Stream restoration

Correcting high priority fish passage barriers and repetitive stream bank and shoreline erosion problems, also known as chronic environmental deficiency (CED) sites, reduces the state transportation system’s impact on fish and fish habitat. The Stream Restoration Program oversees and coordinates Washington State Department of Transportation (WSDOT) work to correct CED sites, and to deliver the multi-billion dollar fish passage barrier correction program.

Research & monitoring

Find links to the most current reports from the Stream Restoration Program below.

Policies & procedures

Our policies and procedures describe the criteria for defining, nominating, and assessing a CED site, as well as the data driving the fish passage program and design guidelines to correct fish passage barriers.

Read more about the fish passage program, the federal court injunction, and partnership opportunities to coordinate barrier corrections.

The agency created the fish passage program in 1991 to inventory, prioritize, and correct fish passage barriers along Washington State Department of Transportation (WSDOT) highways. This program has dedicated funding to target correction of high priority fish passage barriers through stand-alone fish passage projects.

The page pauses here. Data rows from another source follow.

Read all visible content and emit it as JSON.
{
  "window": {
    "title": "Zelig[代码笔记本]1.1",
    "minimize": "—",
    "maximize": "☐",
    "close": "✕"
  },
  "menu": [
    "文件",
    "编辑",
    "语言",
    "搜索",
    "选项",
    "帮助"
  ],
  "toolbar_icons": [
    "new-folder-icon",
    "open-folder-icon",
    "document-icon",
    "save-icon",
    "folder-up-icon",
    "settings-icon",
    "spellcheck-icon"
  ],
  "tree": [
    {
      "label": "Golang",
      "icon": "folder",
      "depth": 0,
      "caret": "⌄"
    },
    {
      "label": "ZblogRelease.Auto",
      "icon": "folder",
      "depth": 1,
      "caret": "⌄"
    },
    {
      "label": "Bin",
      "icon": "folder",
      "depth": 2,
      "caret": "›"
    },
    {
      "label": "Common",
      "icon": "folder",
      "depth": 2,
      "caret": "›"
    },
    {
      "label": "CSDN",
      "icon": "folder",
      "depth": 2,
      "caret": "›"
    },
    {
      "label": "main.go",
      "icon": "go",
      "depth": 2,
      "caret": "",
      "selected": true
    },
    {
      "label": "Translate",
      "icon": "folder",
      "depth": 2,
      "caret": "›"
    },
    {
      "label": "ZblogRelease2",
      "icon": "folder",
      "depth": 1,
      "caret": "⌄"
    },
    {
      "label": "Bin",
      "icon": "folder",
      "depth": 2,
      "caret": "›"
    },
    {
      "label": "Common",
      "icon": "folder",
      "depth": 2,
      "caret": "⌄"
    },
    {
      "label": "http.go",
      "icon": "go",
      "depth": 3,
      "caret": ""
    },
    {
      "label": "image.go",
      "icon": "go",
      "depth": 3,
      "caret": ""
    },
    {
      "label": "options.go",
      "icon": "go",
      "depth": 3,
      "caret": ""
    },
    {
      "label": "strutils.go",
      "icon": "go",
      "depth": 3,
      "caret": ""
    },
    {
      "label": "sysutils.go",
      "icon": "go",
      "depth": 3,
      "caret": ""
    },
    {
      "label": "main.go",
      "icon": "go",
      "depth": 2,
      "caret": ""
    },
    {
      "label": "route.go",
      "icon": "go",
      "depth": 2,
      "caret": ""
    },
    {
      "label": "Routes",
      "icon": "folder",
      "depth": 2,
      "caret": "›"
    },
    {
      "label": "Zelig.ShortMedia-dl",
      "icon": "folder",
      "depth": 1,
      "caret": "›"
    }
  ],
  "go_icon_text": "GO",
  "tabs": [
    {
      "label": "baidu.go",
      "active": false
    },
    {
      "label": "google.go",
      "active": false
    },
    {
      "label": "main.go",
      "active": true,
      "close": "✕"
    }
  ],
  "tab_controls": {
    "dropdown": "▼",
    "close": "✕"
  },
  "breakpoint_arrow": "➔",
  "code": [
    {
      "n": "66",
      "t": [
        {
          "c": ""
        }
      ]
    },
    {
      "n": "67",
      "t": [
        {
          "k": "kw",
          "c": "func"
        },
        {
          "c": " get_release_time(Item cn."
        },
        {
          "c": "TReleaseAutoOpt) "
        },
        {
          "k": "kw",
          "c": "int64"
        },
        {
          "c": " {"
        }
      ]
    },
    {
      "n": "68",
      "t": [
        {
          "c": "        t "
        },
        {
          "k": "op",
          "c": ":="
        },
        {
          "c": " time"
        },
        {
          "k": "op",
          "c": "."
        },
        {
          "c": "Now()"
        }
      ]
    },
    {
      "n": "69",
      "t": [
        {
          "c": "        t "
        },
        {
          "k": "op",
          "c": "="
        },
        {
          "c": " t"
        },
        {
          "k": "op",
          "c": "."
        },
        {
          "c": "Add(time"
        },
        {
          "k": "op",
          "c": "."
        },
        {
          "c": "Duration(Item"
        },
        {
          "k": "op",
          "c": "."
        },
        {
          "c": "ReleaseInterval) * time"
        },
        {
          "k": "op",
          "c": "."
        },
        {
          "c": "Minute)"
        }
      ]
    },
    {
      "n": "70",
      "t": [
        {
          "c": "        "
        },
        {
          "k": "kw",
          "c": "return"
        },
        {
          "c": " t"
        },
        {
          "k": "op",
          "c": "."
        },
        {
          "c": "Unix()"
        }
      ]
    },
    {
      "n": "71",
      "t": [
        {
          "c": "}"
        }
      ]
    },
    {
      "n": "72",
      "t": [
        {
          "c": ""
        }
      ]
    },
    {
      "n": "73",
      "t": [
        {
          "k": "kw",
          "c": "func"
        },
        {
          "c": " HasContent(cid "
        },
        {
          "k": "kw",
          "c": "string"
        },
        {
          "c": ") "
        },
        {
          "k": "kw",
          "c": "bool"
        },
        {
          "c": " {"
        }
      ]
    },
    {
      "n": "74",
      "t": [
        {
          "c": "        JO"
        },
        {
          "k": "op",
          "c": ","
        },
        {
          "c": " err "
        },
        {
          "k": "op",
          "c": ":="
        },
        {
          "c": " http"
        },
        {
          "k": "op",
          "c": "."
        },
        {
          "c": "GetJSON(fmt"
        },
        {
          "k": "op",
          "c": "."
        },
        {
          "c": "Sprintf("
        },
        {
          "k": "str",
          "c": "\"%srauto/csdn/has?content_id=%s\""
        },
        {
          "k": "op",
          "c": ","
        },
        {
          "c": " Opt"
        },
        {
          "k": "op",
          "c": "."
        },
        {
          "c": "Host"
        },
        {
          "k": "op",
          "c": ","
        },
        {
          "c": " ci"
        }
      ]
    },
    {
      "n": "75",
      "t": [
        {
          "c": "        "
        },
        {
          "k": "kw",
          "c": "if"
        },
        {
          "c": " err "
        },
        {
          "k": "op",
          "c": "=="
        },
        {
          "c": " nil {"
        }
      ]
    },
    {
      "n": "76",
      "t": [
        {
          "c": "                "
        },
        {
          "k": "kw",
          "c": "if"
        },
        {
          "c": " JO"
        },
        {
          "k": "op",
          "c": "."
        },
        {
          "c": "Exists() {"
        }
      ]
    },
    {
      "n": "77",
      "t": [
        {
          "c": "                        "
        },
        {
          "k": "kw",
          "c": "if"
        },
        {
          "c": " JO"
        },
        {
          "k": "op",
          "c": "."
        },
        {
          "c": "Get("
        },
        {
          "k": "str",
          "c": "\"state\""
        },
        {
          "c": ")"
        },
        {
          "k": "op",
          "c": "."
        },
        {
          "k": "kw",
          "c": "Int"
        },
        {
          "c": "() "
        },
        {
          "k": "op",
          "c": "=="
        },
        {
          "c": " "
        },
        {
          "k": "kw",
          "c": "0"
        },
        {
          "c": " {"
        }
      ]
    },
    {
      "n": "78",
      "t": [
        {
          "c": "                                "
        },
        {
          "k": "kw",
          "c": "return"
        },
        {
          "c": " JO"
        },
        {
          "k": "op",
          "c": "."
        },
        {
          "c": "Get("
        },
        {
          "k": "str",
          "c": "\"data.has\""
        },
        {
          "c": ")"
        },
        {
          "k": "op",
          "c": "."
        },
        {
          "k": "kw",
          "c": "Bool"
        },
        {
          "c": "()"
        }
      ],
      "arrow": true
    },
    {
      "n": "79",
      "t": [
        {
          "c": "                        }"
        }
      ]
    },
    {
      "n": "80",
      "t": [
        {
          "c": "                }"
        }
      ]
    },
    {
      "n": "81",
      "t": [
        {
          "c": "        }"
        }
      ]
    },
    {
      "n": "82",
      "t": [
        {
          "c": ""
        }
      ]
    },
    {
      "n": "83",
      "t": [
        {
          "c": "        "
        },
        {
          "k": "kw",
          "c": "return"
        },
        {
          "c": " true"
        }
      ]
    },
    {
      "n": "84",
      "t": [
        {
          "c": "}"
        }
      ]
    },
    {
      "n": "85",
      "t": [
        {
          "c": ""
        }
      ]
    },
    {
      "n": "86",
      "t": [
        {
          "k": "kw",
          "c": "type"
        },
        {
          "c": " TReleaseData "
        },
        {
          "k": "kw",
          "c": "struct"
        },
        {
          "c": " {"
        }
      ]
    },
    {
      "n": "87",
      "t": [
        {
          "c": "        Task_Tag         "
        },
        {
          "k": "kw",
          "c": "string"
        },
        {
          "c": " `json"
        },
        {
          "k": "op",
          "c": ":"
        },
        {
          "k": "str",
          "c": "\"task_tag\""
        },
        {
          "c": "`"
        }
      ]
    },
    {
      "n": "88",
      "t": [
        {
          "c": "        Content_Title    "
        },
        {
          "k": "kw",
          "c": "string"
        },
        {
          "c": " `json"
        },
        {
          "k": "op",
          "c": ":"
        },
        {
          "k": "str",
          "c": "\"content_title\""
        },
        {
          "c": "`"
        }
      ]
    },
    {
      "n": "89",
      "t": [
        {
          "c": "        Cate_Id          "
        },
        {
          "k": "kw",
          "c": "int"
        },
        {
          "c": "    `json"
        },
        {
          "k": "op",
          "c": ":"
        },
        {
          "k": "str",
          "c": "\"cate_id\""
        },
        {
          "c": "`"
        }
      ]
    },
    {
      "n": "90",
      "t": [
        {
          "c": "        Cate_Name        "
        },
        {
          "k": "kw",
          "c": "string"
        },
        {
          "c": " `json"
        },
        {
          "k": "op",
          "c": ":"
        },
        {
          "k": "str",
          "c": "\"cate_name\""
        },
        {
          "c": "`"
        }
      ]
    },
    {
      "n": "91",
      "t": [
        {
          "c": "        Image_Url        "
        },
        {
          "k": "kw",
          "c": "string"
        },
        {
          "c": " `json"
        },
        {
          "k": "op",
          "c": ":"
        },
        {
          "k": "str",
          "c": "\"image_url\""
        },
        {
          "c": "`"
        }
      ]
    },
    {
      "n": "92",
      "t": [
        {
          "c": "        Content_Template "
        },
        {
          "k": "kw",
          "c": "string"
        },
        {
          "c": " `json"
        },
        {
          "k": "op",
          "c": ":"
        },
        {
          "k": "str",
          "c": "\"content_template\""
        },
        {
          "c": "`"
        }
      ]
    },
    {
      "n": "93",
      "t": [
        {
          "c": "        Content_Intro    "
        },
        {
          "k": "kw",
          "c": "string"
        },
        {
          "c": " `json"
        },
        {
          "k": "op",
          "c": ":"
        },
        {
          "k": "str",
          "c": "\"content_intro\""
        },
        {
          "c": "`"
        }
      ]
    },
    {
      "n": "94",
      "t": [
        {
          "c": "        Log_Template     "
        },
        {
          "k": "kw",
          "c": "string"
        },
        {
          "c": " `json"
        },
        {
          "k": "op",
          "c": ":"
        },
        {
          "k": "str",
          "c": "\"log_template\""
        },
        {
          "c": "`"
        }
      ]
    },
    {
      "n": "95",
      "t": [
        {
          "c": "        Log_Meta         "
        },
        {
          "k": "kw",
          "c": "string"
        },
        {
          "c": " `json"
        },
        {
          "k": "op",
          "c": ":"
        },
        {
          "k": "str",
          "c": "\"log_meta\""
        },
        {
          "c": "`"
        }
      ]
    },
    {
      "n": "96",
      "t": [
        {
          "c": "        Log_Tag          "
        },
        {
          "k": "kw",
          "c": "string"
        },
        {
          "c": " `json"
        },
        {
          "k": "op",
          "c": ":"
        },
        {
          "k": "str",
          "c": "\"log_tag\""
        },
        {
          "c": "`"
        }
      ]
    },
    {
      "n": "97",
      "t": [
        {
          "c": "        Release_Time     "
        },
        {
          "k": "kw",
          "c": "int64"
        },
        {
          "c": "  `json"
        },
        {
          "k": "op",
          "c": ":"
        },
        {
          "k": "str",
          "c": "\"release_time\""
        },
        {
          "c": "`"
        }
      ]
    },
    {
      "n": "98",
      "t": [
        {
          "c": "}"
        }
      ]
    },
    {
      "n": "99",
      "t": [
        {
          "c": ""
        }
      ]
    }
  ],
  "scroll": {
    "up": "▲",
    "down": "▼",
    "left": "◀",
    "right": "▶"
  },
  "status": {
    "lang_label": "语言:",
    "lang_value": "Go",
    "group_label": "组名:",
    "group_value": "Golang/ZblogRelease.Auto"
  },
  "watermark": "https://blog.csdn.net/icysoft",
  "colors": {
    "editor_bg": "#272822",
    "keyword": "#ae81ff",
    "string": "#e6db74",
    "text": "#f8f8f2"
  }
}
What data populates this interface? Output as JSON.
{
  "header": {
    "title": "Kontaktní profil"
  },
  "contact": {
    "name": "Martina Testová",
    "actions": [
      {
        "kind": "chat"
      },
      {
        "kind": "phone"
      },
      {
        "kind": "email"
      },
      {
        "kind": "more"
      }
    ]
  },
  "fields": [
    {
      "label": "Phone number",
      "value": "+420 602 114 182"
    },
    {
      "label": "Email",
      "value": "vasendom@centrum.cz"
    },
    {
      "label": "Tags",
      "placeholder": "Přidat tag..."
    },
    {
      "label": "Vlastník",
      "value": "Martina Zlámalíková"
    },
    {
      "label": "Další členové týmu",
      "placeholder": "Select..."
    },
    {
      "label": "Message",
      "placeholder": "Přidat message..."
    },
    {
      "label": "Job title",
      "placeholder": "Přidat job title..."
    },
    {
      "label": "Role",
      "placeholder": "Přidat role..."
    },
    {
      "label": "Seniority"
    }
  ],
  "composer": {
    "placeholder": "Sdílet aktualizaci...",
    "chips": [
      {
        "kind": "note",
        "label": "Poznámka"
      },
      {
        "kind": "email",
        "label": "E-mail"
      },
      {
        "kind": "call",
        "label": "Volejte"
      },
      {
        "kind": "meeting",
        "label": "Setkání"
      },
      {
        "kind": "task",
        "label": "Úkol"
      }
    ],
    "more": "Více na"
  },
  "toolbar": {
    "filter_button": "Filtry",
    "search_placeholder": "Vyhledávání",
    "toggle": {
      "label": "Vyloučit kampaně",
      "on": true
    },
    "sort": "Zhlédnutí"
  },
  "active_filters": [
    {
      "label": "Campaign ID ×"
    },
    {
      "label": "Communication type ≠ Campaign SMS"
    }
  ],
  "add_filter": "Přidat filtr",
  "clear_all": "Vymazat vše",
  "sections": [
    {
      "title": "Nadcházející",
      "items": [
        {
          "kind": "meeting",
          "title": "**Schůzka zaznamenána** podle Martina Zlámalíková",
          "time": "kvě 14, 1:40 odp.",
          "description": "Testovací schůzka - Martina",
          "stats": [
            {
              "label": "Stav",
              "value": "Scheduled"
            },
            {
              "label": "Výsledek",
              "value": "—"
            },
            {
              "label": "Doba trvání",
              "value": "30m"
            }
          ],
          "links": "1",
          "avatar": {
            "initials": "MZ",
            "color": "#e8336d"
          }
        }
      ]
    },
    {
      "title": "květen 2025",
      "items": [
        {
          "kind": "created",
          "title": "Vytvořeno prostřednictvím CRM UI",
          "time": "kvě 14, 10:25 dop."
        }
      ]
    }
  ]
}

Chronic Environmental Deficiencies (CEDs) are locations along the state highway system where recent, frequent, and chronic maintenance repairs to the state transportation system are causing impacts to fish and fish habitat. In 2002, the Washington State Department of Transportation (WSDOT) established a partnership with the Washington Department of Fish and Wildlife (WDFW) to move away from the repetitive repair of WSDOT roads. CED site restoration concentrates on long-term solutions that will optimize improvements for fish and fish habitat, while also addressing transportation needs.